Uccellini said he is hopeful that he can work with NOAA’s research centers to meet the National Weather Service’s goals. Those goals include far more than just advancing the GFS model to be more on par with the Europeans. They include making improvements in estimating and communicating the uncertainties of each forecast, and adding capabilities for short-term models that could detect smaller-scale, high-impact events like the severe thunderstorms that knocked out power to much of the Mid-Atlantic one sultry July evening last year.
One of the major strengths of the National Weather Service is that it provides a suite of weather forecast models and tools for forecasters, the media and businesses. Those resources are used in a wide array of industries, from aviation and shipping to electric utilities and the financial industry. Many of those same resources are unavailable in Europe.
“My colleagues and I are able to avail ourselves to an array of shorter-term (3- to 4-day) model output, which is absolutely invaluable in our day-to-day work as a forecasters and which isn’t available — certainly not in (the) scope or range of the products I access in my weather office — from the European Center,” said Tom Skilling, chief meteorologist for Chicago’s WGN-TV, in an email message.
But while that abundance of data may be helping to minimize the impact that one poorly performing model can have on overall forecast accuracy, experts like Mass say that the U.S. risks becoming increasingly dependent on the European Center and other organizations like it for weather forecasting. That despite the fact that American taxpayers are already on the hook for the data gathering used to feed the flawed model.

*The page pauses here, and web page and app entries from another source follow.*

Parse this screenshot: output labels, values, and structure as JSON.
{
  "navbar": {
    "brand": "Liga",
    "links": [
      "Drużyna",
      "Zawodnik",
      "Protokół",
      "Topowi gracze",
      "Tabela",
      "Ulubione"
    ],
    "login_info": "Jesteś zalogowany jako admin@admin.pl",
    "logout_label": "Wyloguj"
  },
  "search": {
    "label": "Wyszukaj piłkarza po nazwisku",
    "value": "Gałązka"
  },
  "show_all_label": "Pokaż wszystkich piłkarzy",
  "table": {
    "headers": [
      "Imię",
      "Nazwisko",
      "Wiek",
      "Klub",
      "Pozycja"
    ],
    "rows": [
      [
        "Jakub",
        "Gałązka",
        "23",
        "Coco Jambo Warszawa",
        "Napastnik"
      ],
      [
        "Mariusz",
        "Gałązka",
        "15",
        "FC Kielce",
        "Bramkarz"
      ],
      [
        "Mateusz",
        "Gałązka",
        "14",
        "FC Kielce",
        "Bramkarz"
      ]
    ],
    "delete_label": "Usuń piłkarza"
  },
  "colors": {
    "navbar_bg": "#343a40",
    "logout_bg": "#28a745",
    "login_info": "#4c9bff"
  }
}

Closing the modeling gap will require sustained investments from Congress and commitment from NOAA’s leadership. Uccellini, who as the former director of NOAA’s Weather Prediction Center is intimately familiar with the challenges involved with forecasting high-impact weather events, said he is intent on ensuring that his agency has the resources that are required to address the issue.
In the meantime, weather forecasters have their eye on a series of potential storm systems that will impact much of the U.S. next week, from the West to the East Coast. True to form, the European Center’s model is showing a distinctly different evolution of these storms compared to the GFS. Time will tell which model is more accurate this time around, but the smart money is on the European Center model.

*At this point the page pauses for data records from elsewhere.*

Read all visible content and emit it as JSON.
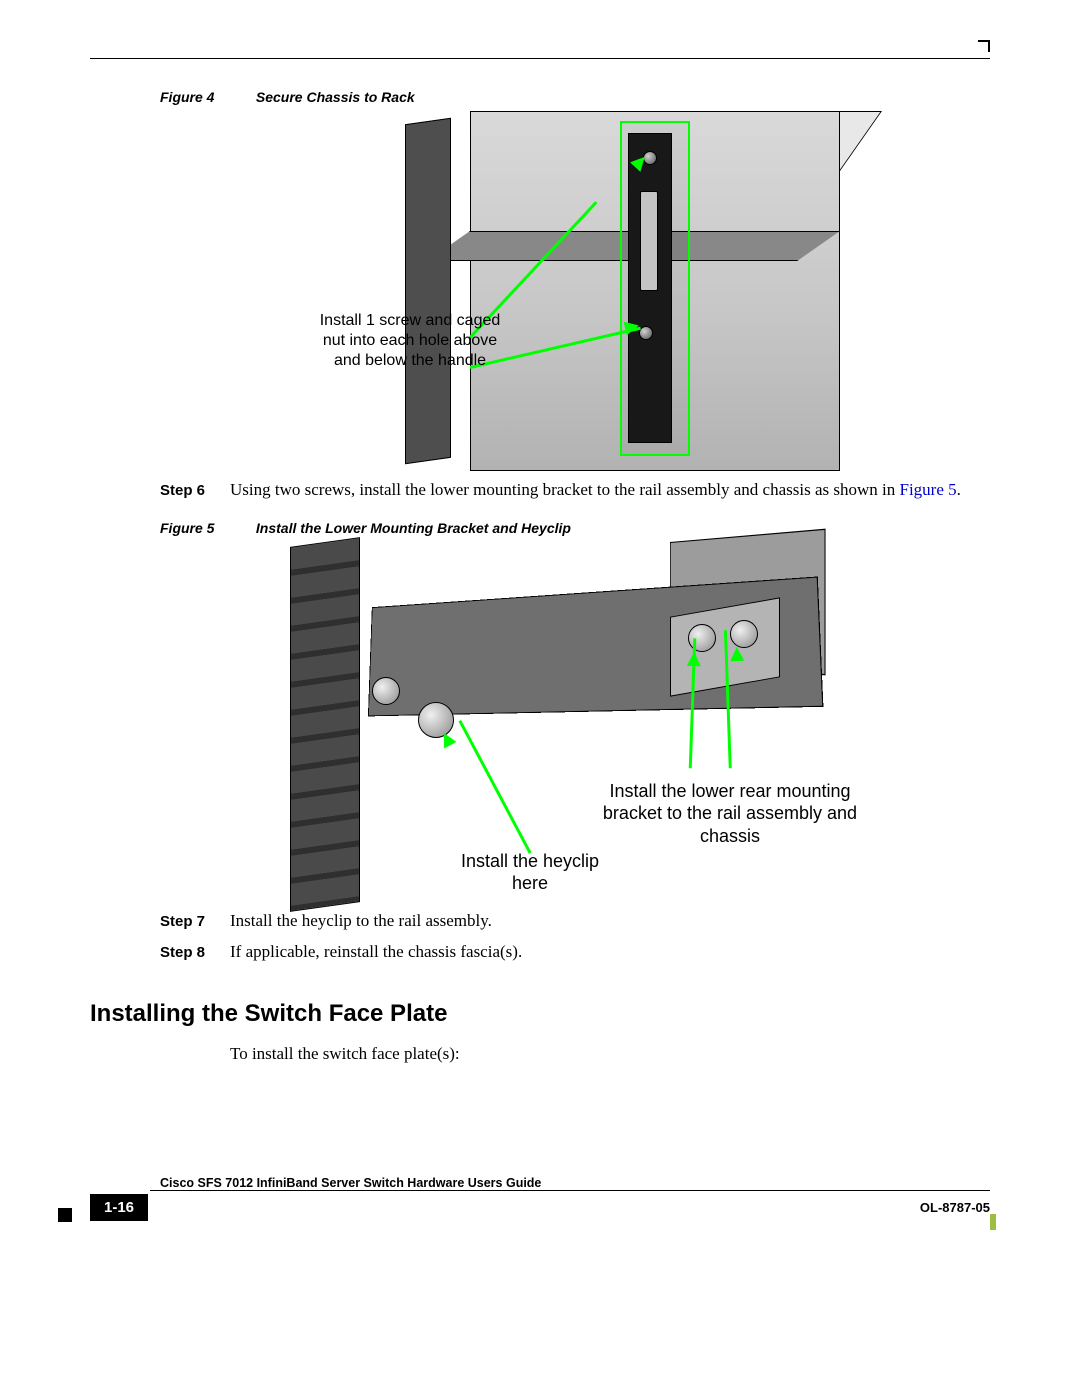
{
  "figure4": {
    "label": "Figure 4",
    "title": "Secure Chassis to Rack",
    "annotation": "Install 1 screw and caged nut into  each hole above and below the handle"
  },
  "steps": {
    "s6_label": "Step 6",
    "s6_text": "Using two screws, install the lower mounting bracket to the rail assembly and chassis as shown in ",
    "s6_link": "Figure 5",
    "s6_tail": ".",
    "s7_label": "Step 7",
    "s7_text": "Install the heyclip to the rail assembly.",
    "s8_label": "Step 8",
    "s8_text": "If applicable, reinstall the chassis fascia(s)."
  },
  "figure5": {
    "label": "Figure 5",
    "title": "Install the Lower Mounting Bracket and Heyclip",
    "annotation_right": "Install the lower rear mounting bracket to the rail assembly and chassis",
    "annotation_bottom": "Install the heyclip  here"
  },
  "heading": "Installing the Switch Face Plate",
  "intro": "To install the switch face plate(s):",
  "footer": {
    "guide": "Cisco SFS 7012 InfiniBand Server Switch Hardware Users Guide",
    "page": "1-16",
    "ol": "OL-8787-05"
  }
}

March 21-28, 1913 was one wild, wild week of weather around here. From a significant severe weather outbreak to a killer tornado at Terre Haute, Indiana to record floods, record cold & even up to 7″ of snow. This week was one for the record books!

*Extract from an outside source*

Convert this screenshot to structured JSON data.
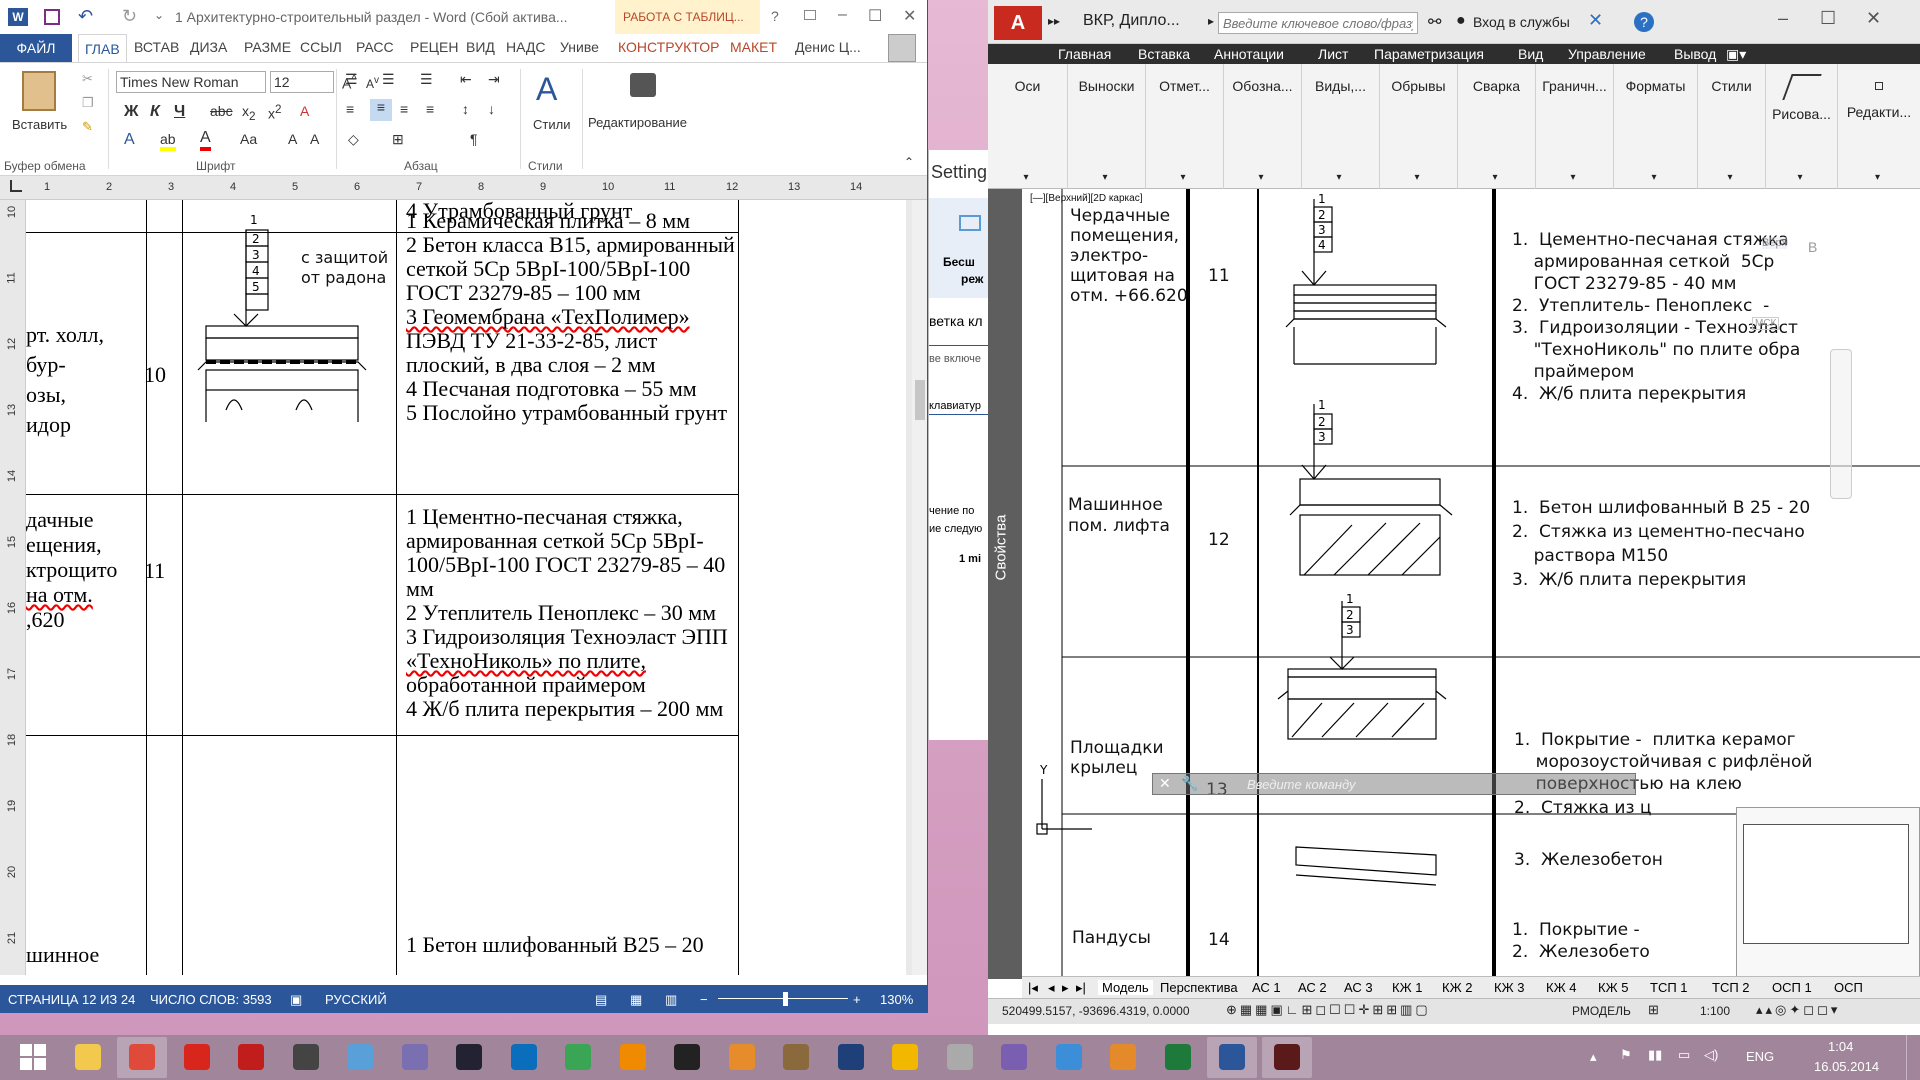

We are indeed maximizing sun in many parts of the area. As of 2:50 pm it is 66 at WLFI. This is the warmest day since tying the a time record high of 71 in December ( at leat 1887-2012 in west Lafayette).